Back in the pre-Internet days, business was secretive.
People tried to prevent others from learning too much about how their business worked. They carefully guarded their processes and procedures. Their trade secrets.
But things are shifting. Business building is done in public now.
What it means to be an expert
There are probably thousands—or millions—of people doing the exact same work you do. And a lot of them are probably just as good as you. If not better.
That means there are a lot of people out there who can serve your clients just as good as you can.
To be clear; it’s important to be an expert. You have to be good at what you do.
As an expert you’re continually learning. Keeping up with industry trends. Investing in education and training.
But being an expert isn’t a selling point. It’s a feature, not a benefit. And great marketing focuses on benefits.
Being an expert is just the minimum barrier to entry into business.
Think about it.
You probably wouldn’t buy a car that was marketed with selling points like;
- The engine starts when you turn the key
- It stops when you press the brake pedal
- The doors lock when you push the button
Because those are bare-minimum features of a functioning car. They’re expected. They’re never even mentioned.
That’s the equivalent of expertise.
I’ve spent thousands of dollars, and countless hours educating myself, and improving my skills. And I continually read tutorials, and take courses to stay current.
And I almost never tell anyone. Because I think it’s a basic requirement for staying in business.
Why being an expert isn’t enough
To rise above other experts, you have to be an authority.
Being an authority isn’t about power or control; it’s about influence.
Being an authority is about being of service. Helping make peoples lives easier. Sharing access to unknown or hard-to-find resources.
Authorities freely share their knowledge, and can charge higher rates because they’re perceived as more valuable.
When you’re an authority, your name is the one that immediately comes to mind when someone thinks about your business. You’re the go-to trusted person. The obvious choice.
- Make themselves visible
- Are in-demand
- Have clients coming to them
- Have high-quality, low-maintenance clients
- Charge higher rates
- Work in obscurity
- Aren’t in-demand because nobody knows about them
- Have to chase clients down

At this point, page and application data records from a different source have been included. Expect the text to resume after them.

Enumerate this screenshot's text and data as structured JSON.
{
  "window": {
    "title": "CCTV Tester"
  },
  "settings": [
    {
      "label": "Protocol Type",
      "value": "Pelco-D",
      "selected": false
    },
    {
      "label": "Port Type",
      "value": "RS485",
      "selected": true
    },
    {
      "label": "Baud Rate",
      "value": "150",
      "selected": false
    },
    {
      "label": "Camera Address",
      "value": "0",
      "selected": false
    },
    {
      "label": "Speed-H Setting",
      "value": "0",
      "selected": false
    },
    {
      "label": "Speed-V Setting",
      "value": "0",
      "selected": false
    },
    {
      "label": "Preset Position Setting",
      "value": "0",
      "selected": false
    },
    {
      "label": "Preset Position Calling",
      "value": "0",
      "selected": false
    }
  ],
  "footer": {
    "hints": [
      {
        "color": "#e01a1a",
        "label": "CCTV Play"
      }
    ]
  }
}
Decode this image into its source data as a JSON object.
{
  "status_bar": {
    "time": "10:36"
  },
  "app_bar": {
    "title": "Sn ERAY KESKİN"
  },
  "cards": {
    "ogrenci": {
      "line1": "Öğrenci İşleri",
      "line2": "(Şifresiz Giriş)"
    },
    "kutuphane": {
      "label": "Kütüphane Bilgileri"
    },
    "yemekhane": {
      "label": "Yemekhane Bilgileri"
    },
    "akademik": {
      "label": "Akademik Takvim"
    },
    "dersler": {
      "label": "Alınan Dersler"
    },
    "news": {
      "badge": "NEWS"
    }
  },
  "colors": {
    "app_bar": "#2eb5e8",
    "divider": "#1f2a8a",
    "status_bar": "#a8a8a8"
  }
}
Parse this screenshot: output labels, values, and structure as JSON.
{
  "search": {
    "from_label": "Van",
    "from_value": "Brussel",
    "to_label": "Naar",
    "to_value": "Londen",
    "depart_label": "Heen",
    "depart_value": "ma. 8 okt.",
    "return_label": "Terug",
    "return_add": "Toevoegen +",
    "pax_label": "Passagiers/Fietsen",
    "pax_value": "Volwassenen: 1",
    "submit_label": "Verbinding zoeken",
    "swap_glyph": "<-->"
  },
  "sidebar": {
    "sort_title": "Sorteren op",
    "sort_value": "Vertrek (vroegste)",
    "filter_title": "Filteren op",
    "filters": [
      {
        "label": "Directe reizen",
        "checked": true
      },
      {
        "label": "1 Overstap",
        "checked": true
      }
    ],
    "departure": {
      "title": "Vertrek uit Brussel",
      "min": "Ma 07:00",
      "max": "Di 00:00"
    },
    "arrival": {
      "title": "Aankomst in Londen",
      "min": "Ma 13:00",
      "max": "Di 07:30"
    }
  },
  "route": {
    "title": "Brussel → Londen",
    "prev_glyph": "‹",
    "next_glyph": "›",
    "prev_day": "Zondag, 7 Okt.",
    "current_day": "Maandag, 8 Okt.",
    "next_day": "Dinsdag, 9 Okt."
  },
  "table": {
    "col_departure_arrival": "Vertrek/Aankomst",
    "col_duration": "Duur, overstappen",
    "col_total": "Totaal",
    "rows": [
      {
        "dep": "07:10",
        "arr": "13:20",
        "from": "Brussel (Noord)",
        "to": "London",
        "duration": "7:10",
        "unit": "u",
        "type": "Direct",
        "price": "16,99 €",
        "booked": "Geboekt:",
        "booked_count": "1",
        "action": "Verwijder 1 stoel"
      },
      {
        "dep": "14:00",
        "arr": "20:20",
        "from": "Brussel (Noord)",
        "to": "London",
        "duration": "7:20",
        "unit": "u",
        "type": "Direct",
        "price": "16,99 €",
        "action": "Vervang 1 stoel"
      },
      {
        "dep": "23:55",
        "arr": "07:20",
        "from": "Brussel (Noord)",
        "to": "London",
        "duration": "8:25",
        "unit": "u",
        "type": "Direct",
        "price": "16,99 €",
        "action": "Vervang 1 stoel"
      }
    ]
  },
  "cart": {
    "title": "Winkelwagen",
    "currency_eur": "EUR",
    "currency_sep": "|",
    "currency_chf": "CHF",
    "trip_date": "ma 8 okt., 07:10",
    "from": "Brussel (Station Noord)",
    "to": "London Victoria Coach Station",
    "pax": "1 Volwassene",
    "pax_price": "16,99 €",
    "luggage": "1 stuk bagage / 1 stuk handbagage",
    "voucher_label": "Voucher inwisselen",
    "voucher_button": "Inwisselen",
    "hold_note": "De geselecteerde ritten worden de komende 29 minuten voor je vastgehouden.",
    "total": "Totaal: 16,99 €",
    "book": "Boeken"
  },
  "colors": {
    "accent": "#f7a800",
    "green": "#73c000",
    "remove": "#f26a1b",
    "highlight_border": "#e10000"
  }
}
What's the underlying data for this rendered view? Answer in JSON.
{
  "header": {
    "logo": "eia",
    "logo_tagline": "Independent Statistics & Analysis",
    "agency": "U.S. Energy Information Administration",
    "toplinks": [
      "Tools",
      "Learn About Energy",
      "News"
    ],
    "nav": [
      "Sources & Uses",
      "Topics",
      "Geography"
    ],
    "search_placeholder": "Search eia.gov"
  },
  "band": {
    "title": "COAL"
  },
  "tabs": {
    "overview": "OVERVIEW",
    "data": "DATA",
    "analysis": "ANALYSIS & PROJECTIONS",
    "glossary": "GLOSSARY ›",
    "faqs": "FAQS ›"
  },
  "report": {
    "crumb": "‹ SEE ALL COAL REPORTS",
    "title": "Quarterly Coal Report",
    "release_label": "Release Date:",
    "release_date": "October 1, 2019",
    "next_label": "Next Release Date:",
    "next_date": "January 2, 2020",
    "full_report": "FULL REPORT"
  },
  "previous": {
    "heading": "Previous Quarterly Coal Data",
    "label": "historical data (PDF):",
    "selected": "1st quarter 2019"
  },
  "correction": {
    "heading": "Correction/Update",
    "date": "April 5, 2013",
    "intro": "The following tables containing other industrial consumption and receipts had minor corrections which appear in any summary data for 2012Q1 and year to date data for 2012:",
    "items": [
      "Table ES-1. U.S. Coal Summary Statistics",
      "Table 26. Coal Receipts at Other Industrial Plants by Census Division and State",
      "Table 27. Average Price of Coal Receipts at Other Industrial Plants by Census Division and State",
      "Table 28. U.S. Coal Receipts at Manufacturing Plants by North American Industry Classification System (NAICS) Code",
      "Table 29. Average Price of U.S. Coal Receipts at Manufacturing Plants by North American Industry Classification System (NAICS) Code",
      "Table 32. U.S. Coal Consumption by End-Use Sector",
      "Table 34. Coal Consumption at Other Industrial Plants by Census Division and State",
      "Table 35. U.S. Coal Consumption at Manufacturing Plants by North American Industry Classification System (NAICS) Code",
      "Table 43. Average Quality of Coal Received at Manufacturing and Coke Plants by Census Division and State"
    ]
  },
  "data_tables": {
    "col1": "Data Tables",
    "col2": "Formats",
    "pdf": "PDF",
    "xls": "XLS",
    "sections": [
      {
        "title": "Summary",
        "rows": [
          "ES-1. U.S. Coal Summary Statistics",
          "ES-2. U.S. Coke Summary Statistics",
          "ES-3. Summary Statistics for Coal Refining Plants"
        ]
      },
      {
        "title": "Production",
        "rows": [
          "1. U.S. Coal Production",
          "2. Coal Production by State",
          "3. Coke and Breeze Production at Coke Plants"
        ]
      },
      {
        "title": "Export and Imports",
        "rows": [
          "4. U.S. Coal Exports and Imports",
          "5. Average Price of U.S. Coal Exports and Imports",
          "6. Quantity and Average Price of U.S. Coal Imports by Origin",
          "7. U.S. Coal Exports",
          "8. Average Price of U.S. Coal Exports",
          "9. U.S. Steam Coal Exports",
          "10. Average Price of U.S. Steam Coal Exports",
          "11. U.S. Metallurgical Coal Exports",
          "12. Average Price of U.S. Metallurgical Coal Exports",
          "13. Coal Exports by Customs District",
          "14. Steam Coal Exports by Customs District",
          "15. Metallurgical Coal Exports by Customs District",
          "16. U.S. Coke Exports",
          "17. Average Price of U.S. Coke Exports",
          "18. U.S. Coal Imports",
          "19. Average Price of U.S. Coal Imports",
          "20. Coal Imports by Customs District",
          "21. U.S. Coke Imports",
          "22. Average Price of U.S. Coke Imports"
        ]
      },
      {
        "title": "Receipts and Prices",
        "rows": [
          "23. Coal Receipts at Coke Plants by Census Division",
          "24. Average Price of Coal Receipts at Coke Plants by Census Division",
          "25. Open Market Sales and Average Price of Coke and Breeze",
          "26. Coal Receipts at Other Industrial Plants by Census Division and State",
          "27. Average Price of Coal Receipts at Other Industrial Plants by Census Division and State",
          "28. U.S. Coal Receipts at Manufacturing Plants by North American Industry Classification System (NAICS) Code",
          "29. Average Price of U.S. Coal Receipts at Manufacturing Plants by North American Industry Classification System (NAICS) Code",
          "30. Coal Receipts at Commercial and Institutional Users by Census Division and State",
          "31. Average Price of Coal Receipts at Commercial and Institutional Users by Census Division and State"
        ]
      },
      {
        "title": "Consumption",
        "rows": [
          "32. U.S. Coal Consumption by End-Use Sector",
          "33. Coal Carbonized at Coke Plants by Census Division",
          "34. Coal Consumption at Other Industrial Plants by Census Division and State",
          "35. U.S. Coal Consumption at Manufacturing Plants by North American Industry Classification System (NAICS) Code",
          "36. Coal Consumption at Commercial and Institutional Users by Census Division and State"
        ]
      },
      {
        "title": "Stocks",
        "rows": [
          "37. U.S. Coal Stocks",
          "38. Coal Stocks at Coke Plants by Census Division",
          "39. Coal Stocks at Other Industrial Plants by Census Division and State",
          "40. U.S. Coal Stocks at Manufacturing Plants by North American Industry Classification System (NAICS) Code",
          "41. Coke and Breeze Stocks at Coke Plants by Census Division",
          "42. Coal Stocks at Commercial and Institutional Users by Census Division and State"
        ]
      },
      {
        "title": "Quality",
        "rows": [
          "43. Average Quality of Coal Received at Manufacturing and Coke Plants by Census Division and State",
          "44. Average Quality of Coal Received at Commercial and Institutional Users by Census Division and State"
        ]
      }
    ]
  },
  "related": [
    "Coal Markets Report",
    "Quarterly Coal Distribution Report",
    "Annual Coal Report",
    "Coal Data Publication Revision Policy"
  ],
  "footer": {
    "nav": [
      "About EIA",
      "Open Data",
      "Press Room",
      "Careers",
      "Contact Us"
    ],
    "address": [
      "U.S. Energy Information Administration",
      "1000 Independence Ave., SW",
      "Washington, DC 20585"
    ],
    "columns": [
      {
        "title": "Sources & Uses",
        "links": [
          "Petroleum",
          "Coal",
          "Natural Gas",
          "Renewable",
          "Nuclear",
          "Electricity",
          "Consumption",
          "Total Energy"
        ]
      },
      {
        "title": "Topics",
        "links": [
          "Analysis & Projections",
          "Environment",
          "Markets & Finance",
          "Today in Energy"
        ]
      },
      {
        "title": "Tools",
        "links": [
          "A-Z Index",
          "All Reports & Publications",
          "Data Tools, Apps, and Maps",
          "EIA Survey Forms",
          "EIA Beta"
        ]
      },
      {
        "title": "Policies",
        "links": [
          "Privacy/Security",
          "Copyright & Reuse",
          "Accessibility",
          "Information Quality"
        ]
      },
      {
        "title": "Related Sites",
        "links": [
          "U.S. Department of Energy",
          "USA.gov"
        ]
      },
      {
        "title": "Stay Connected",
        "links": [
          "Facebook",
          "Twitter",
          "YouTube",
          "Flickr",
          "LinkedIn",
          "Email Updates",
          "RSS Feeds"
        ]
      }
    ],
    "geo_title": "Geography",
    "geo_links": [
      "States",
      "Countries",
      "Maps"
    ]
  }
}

- Have low-quality, high-maintenance clients
- Settle for lower rates
So ask yourself; do you want to be seen as a go-to trusted authority, or someone who does the bare minimum?
I know which one I choose!